*Trudging thru the threes )*

This is where the competition starts to discern the good from the bad, the strong from the weak. If you are able to take on all of the basic problems and still have time left for the more difficult questions then you are either incredibly gifted at computer science, or a quick typer good at brute-forcing even the most difficult questions. But now that you are here, how do you go further. There are very distinct three hardest questions in every UIL packet. One of which can be discarded as fairly impractical to be solved with the leftover time of your two hours. Many of these questions require the usage of objects, map navigation, or intense recursion methods.

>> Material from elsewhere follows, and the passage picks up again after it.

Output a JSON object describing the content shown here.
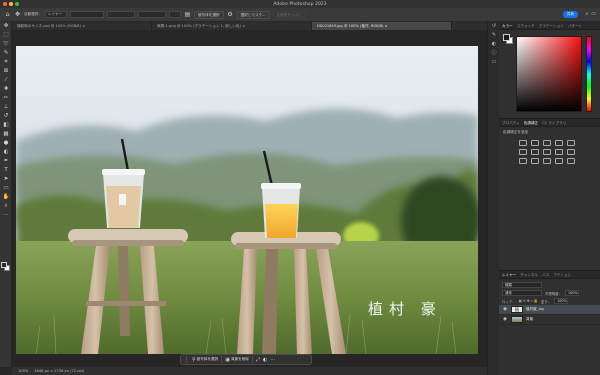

These problems may seem very difficult at face value, but they are stills solvable nonetheless. An example of one of these hard questions that were easily simplified can be found in my other article here. The trick is to not get too caught up in the small details and stay focussed on the deeper question within the question. There is a lot of fluff in many of these questions that you must look past to find the solution hidden deeper within.

I will be putting out articles on many questions that fall into each rank in the future so that you may refer to each of them to get a better understanding of each rank. However, you must decide on these rankings for yourself. If you are new to coding competitions there are things that some may deem easy that you feel are a little out of your reach currently. In the same vein, there are those who are so advanced that they are able to breeze through the entire packet without having to use their brain. The most important thing to remember is that difficulty is subjective. You have to find the questions that you think are easiest. Having the conversation with your team on how you would like to approach each packet based on your strengths and weaknesses can be the biggest step to becoming a largely successful programming team.